[Assigned task]
Could you restate the entries below word for word and leave the images out?

(Stored items)
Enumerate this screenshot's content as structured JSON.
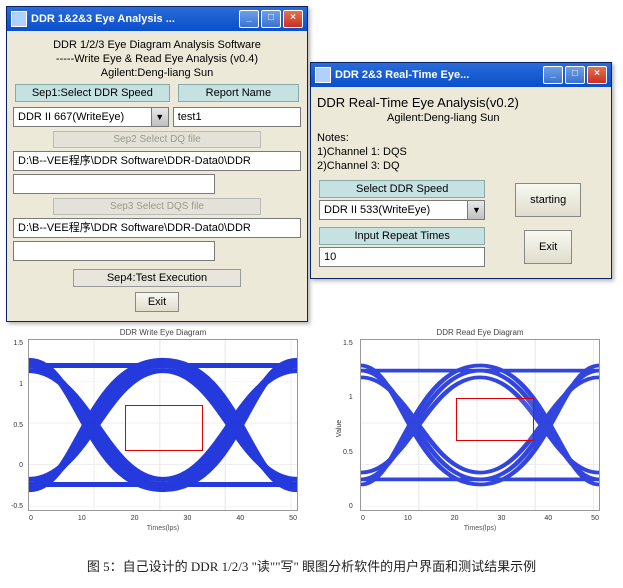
{
  "window1": {
    "title": "DDR 1&2&3 Eye Analysis ...",
    "line1": "DDR 1/2/3  Eye Diagram Analysis Software",
    "line2": "-----Write Eye & Read Eye Analysis (v0.4)",
    "line3": "Agilent:Deng-liang Sun",
    "hdr_speed": "Sep1:Select DDR Speed",
    "hdr_report": "Report Name",
    "combo_speed": "DDR II 667(WriteEye)",
    "report_name": "test1",
    "disabled2": "Sep2 Select DQ file",
    "path1": "D:\\B--VEE程序\\DDR Software\\DDR-Data0\\DDR",
    "disabled3": "Sep3 Select DQS file",
    "path2": "D:\\B--VEE程序\\DDR Software\\DDR-Data0\\DDR",
    "hdr_exec": "Sep4:Test Execution",
    "exit": "Exit"
  },
  "window2": {
    "title": "DDR 2&3 Real-Time Eye...",
    "line1": "DDR Real-Time Eye Analysis(v0.2)",
    "line2": "Agilent:Deng-liang Sun",
    "notes": "Notes:",
    "ch1": "1)Channel 1: DQS",
    "ch2": "2)Channel 3: DQ",
    "hdr_speed": "Select DDR Speed",
    "combo_speed": "DDR II 533(WriteEye)",
    "hdr_repeat": "Input Repeat Times",
    "repeat_val": "10",
    "btn_start": "starting",
    "btn_exit": "Exit"
  },
  "chart1": {
    "title": "DDR Write Eye Diagram",
    "yticks": [
      "1.5",
      "1",
      "0.5",
      "0",
      "-0.5"
    ],
    "xticks": [
      "0",
      "10",
      "20",
      "30",
      "40",
      "50"
    ],
    "xlabel": "Times(lps)"
  },
  "chart2": {
    "title": "DDR Read Eye Diagram",
    "yticks": [
      "1.5",
      "1",
      "0.5",
      "0"
    ],
    "xticks": [
      "0",
      "10",
      "20",
      "30",
      "40",
      "50"
    ],
    "xlabel": "Times(lps)",
    "ylabel": "Value"
  },
  "caption": "图 5：自己设计的 DDR 1/2/3 \"读\"\"写\" 眼图分析软件的用户界面和测试结果示例",
  "chart_data": [
    {
      "type": "line",
      "title": "DDR Write Eye Diagram",
      "xlabel": "Times(lps)",
      "ylabel": "",
      "xlim": [
        0,
        50
      ],
      "ylim": [
        -0.5,
        1.5
      ],
      "note": "eye-diagram: many overlaid traces; red mask box approx x[18,32] y[0.3,0.9]"
    },
    {
      "type": "line",
      "title": "DDR Read Eye Diagram",
      "xlabel": "Times(lps)",
      "ylabel": "Value",
      "xlim": [
        0,
        50
      ],
      "ylim": [
        0,
        1.8
      ],
      "note": "eye-diagram: many overlaid traces; red mask box approx x[20,36] y[0.6,1.1]"
    }
  ]
}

[Solution for this problem]
Enumerate this screenshot's content as structured JSON.
{
  "window1": {
    "title": "DDR 1&2&3 Eye Analysis ...",
    "line1": "DDR 1/2/3  Eye Diagram Analysis Software",
    "line2": "-----Write Eye & Read Eye Analysis (v0.4)",
    "line3": "Agilent:Deng-liang Sun",
    "hdr_speed": "Sep1:Select DDR Speed",
    "hdr_report": "Report Name",
    "combo_speed": "DDR II 667(WriteEye)",
    "report_name": "test1",
    "disabled2": "Sep2 Select DQ file",
    "path1": "D:\\B--VEE程序\\DDR Software\\DDR-Data0\\DDR",
    "disabled3": "Sep3 Select DQS file",
    "path2": "D:\\B--VEE程序\\DDR Software\\DDR-Data0\\DDR",
    "hdr_exec": "Sep4:Test Execution",
    "exit": "Exit"
  },
  "window2": {
    "title": "DDR 2&3 Real-Time Eye...",
    "line1": "DDR Real-Time Eye Analysis(v0.2)",
    "line2": "Agilent:Deng-liang Sun",
    "notes": "Notes:",
    "ch1": "1)Channel 1: DQS",
    "ch2": "2)Channel 3: DQ",
    "hdr_speed": "Select DDR Speed",
    "combo_speed": "DDR II 533(WriteEye)",
    "hdr_repeat": "Input Repeat Times",
    "repeat_val": "10",
    "btn_start": "starting",
    "btn_exit": "Exit"
  },
  "chart1": {
    "title": "DDR Write Eye Diagram",
    "yticks": [
      "1.5",
      "1",
      "0.5",
      "0",
      "-0.5"
    ],
    "xticks": [
      "0",
      "10",
      "20",
      "30",
      "40",
      "50"
    ],
    "xlabel": "Times(lps)"
  },
  "chart2": {
    "title": "DDR Read Eye Diagram",
    "yticks": [
      "1.5",
      "1",
      "0.5",
      "0"
    ],
    "xticks": [
      "0",
      "10",
      "20",
      "30",
      "40",
      "50"
    ],
    "xlabel": "Times(lps)",
    "ylabel": "Value"
  },
  "caption": "图 5：自己设计的 DDR 1/2/3 \"读\"\"写\" 眼图分析软件的用户界面和测试结果示例",
  "chart_data": [
    {
      "type": "line",
      "title": "DDR Write Eye Diagram",
      "xlabel": "Times(lps)",
      "ylabel": "",
      "xlim": [
        0,
        50
      ],
      "ylim": [
        -0.5,
        1.5
      ],
      "note": "eye-diagram: many overlaid traces; red mask box approx x[18,32] y[0.3,0.9]"
    },
    {
      "type": "line",
      "title": "DDR Read Eye Diagram",
      "xlabel": "Times(lps)",
      "ylabel": "Value",
      "xlim": [
        0,
        50
      ],
      "ylim": [
        0,
        1.8
      ],
      "note": "eye-diagram: many overlaid traces; red mask box approx x[20,36] y[0.6,1.1]"
    }
  ]
}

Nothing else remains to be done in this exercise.